Work required
The word "Export": say how many lines of the data below contain it, and give the number alone.

*** Opening Records shown ***

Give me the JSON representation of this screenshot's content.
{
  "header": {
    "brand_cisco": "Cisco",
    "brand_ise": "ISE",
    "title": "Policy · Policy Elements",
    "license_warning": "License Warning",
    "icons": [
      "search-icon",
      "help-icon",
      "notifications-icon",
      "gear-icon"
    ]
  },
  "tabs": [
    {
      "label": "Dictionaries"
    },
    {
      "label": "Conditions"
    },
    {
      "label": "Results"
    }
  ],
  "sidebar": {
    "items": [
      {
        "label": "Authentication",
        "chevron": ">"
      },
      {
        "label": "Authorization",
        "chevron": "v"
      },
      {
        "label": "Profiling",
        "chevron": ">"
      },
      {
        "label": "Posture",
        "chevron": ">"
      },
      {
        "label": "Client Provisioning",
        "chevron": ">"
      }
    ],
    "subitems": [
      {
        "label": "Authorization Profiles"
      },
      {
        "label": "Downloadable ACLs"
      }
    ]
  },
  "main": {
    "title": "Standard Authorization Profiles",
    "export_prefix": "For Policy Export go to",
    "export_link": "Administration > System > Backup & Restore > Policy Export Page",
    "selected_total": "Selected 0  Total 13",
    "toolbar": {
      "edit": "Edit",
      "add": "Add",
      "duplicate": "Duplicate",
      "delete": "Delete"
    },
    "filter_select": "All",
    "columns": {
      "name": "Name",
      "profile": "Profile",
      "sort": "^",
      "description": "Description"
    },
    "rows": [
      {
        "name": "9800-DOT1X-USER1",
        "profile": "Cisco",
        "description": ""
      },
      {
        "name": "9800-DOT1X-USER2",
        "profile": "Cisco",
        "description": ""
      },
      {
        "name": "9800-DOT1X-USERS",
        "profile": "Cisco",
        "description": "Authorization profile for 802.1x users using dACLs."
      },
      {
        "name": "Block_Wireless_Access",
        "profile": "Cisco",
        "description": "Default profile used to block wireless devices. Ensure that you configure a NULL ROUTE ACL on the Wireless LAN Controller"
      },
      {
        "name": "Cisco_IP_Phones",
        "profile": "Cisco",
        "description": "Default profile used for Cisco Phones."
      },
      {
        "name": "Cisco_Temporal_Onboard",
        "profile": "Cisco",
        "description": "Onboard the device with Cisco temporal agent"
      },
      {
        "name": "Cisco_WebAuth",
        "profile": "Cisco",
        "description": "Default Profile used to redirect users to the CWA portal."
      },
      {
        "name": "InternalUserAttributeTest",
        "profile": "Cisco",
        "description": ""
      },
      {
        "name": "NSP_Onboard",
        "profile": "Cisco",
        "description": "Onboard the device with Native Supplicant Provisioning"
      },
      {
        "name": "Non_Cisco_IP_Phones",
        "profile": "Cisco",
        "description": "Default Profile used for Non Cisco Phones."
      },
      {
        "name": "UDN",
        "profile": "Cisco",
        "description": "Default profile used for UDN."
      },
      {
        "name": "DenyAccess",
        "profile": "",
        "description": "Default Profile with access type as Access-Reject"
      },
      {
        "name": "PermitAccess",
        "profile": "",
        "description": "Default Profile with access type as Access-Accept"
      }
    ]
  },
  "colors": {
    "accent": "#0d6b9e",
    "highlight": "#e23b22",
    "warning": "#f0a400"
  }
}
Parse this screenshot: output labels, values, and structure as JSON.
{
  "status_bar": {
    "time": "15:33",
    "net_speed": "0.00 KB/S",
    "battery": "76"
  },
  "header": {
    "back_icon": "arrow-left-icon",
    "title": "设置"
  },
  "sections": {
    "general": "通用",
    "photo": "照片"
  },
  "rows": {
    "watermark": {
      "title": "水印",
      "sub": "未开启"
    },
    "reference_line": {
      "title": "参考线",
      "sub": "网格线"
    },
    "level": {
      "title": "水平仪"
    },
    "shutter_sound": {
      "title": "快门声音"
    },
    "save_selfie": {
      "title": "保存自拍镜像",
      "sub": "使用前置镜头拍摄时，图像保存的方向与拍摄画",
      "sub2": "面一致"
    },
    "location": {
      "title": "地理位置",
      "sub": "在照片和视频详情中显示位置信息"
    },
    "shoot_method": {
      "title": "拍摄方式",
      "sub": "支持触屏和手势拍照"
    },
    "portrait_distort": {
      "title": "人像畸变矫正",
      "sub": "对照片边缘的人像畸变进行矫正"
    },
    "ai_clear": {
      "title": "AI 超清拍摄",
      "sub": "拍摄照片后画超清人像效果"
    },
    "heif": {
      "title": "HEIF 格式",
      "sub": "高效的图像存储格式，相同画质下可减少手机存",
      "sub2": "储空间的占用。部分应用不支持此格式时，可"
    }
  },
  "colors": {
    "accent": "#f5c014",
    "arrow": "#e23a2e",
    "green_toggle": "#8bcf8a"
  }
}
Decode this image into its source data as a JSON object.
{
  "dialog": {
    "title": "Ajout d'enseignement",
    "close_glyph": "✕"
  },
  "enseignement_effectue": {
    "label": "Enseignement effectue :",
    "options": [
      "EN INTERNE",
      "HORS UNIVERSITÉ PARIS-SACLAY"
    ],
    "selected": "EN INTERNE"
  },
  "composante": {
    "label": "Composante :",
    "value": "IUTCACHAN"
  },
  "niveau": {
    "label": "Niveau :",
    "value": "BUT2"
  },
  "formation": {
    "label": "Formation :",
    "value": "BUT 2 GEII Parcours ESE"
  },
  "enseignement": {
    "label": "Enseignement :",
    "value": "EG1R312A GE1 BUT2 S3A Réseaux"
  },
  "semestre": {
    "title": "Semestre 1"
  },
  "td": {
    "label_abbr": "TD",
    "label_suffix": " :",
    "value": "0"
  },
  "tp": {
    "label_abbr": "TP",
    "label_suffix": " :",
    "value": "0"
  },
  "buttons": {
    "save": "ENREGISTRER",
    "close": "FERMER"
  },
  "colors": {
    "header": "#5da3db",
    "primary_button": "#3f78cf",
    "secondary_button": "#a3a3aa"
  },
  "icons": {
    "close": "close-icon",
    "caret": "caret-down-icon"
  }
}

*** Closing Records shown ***

Answer to the exercise
2